This is a name that EVERYONE should know without question (after all, he is know as the Godfather of Make-Up), with titles such as The Alligator People (1959), Dark Shadows (1967, TV Series), The Exorcist (1973), Ghost Story (1981), Scanners (1981), Monsters (1988-91, TV Series), and House on Haunted Hill (1999) just to name a few. Always willing to share his knowledge with up and coming FX artists in the field, he is certainly considered to be on one of the all time greats. He even passed up an opportunity at doing the make-up for The Terminator (1984) and recommended Rick Baker because he thought Rick was more qualified for the job. What made him even more amazing is the fact that he only had 4 fingers on his left hand (due to an infection and amputation)!

3. Rick Baker

Rick Baker Terror Time Horror Movies







As the man who won the very first Oscar for Best Make-Up FX for his work in An American Werewolf In London (1981), Rick Baker is an all time icon for horror. With titles that include It’s Alive (1974), Squirm (1976), The Howling (1981), The Funhouse (1981), Werewolf (1987-88, TV Series), The Ring (2002, U.S. remake) and The Wolfman (2010), very few people can argue that when it comes to werewolves and transformation sequences, Rick set the bar higher than anyone could have expected and even fewer have been able to achieve. He also holds the record for most Academy wins (7) and nominations (12) and recently retired from the industry…

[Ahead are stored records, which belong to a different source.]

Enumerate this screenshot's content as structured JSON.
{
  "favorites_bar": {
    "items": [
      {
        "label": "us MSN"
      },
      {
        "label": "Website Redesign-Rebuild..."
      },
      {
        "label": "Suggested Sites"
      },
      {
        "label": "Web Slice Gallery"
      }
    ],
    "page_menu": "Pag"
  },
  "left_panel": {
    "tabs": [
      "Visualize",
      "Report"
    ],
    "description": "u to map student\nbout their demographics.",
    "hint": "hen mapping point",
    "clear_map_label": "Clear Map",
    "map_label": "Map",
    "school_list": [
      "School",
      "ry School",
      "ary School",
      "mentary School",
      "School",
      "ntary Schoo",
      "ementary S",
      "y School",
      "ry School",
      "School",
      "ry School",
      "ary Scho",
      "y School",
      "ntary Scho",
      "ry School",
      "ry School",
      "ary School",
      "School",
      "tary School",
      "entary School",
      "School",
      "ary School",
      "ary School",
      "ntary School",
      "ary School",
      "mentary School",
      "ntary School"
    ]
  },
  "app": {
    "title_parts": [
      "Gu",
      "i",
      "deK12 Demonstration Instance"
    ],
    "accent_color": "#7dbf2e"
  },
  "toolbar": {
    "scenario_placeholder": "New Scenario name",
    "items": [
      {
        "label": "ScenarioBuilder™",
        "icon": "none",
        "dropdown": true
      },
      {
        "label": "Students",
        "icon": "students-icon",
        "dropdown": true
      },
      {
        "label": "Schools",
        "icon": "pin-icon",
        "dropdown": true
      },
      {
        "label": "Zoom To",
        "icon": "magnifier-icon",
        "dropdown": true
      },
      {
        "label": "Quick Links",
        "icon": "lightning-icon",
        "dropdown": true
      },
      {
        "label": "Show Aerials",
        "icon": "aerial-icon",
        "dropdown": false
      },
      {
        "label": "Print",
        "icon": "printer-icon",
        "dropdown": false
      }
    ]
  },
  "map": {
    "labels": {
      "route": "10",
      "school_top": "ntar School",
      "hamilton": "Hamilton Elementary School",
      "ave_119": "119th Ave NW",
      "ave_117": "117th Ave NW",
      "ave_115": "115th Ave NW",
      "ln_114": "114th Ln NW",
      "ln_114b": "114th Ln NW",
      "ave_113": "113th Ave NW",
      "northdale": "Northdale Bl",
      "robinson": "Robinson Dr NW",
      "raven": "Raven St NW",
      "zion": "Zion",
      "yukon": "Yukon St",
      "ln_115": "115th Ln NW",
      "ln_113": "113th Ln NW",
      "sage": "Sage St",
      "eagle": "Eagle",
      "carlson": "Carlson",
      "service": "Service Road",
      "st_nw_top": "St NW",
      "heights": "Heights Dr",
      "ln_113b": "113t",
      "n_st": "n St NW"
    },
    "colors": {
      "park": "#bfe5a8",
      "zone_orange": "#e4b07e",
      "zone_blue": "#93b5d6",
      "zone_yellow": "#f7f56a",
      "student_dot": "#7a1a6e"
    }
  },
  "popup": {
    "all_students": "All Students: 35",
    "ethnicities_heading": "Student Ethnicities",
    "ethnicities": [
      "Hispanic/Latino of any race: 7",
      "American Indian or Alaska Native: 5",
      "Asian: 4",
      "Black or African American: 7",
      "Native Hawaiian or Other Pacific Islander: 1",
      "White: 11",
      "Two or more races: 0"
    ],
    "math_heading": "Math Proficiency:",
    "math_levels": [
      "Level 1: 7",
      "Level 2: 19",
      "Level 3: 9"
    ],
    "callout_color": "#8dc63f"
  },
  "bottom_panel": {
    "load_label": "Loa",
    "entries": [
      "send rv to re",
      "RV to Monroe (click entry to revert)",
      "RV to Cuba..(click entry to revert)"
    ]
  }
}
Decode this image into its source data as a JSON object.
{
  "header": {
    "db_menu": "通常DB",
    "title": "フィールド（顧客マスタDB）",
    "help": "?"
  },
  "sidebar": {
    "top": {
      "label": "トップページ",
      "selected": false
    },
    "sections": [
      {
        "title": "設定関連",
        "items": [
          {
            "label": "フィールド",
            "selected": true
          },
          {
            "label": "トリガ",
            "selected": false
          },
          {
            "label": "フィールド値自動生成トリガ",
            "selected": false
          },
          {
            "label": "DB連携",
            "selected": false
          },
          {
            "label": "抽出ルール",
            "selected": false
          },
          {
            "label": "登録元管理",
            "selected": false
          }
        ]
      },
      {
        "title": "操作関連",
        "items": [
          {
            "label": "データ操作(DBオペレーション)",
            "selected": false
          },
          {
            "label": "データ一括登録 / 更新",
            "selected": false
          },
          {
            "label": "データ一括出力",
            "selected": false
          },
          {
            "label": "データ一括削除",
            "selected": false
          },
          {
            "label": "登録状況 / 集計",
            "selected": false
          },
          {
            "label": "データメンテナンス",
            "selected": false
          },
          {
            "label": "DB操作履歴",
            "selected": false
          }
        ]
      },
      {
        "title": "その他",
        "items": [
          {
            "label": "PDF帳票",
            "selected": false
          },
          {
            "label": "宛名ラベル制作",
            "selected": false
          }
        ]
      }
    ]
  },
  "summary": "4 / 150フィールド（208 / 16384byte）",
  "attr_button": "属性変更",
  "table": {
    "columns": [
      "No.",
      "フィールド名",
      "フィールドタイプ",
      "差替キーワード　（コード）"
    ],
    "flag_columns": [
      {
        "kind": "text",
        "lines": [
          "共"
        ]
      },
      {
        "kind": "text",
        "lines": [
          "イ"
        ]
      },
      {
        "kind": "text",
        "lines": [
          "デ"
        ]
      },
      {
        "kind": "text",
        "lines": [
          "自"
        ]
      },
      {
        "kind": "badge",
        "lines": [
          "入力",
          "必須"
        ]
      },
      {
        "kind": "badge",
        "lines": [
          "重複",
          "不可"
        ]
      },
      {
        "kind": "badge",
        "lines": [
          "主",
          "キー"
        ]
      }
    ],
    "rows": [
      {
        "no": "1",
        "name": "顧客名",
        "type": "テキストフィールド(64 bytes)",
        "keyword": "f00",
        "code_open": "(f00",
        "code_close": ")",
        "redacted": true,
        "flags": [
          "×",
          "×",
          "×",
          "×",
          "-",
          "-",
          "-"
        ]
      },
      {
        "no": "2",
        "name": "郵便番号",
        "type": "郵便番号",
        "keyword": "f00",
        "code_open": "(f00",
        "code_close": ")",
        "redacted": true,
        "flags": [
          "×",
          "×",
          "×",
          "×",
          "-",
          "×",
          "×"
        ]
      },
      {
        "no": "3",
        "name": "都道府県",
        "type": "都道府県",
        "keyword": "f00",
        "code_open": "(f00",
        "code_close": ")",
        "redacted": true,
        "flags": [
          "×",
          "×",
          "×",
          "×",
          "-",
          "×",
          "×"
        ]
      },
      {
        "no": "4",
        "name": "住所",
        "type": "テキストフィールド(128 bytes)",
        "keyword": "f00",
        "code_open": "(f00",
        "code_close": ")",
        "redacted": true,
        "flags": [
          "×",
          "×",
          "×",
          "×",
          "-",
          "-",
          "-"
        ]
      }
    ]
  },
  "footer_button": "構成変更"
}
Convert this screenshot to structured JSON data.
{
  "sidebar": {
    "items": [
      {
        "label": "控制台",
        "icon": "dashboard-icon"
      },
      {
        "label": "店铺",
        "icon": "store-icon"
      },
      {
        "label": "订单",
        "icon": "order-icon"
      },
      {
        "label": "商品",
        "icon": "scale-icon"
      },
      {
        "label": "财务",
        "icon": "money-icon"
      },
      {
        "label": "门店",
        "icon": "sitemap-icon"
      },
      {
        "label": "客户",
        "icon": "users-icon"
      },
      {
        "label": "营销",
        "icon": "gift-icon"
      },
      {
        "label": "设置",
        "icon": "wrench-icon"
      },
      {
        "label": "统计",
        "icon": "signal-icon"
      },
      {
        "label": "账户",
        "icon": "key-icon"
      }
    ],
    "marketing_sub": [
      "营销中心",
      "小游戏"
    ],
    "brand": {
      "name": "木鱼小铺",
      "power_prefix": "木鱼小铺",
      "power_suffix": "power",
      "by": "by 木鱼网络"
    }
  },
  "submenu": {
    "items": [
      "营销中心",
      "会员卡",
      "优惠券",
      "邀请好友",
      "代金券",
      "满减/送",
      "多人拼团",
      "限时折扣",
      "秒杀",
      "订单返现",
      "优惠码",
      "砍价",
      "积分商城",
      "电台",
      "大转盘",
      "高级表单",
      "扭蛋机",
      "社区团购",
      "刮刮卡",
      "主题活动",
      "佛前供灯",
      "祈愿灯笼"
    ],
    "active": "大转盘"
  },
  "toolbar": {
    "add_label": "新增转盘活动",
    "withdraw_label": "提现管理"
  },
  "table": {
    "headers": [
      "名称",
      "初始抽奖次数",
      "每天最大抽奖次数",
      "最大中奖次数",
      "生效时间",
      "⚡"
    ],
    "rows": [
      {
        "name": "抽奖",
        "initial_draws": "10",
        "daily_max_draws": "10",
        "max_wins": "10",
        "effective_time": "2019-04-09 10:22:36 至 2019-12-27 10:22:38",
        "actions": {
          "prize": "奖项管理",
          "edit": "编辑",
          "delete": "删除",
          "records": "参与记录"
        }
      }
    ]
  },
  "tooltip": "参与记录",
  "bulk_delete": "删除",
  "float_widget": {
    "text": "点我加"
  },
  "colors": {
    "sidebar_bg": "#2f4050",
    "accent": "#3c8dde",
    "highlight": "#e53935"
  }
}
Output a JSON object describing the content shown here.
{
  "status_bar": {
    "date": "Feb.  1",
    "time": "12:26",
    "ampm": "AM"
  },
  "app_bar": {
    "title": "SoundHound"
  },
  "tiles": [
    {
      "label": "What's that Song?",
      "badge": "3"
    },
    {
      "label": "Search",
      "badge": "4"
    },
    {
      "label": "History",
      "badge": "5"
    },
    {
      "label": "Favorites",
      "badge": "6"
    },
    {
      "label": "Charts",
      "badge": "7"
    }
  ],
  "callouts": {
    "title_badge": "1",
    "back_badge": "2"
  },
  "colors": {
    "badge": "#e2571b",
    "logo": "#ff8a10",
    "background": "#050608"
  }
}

2. Giannetto Di Rossi

Giannetto Di Rossi Terror Time Horror Movies Speccial EFX






All ready have a successful career before horror films, Di Rossi began his genre work with Let Sleeping Corpses Lie (1974) and never looked back. With such great genre titles like Zombie (1979), Cannibal Apocalypse (1980), The Beyond (1981), The House By The Cemetery (1981), Conan The Destroyer (1984), Dune (1984) and High Tension (2003), very few people can argue the realistic look and feel of his work. It can even be argued that he elevated Lucio Fulci’s films to a level or greatness that may not have been achieved without his makeup prowess. Whether it was a big time studio film or something that lurked on the outskirts of mainstream cinema, very few people could ever replicate the realism of Di Rossi’s work…

1. Tom Savini

Tom Savini Terror Time








Whether as an FX Artist or an actor, there cannot and will never be a replacement for Tom Savini. To list his amazing work in films is futile, but you should at least know his work in such genre favorites as Martin (1977), Maniac (1980), Friday the 13th (1980), The Burning (1981), The Prowler (1981), Creepshow (1982), Day of the Dead (1985), Texas Chainsaw Massacre 2 (1986) and Two Evil Eyes (1990), there are VERY few people who can argue his prowess for realism. Having again his knowledge from being a combat photographer in Vietnam, he managed to turn the real life horrors he saw into a career scaring the piss out of fans for many years. It is a true crime that this man has never won an Academy Award for Special FX…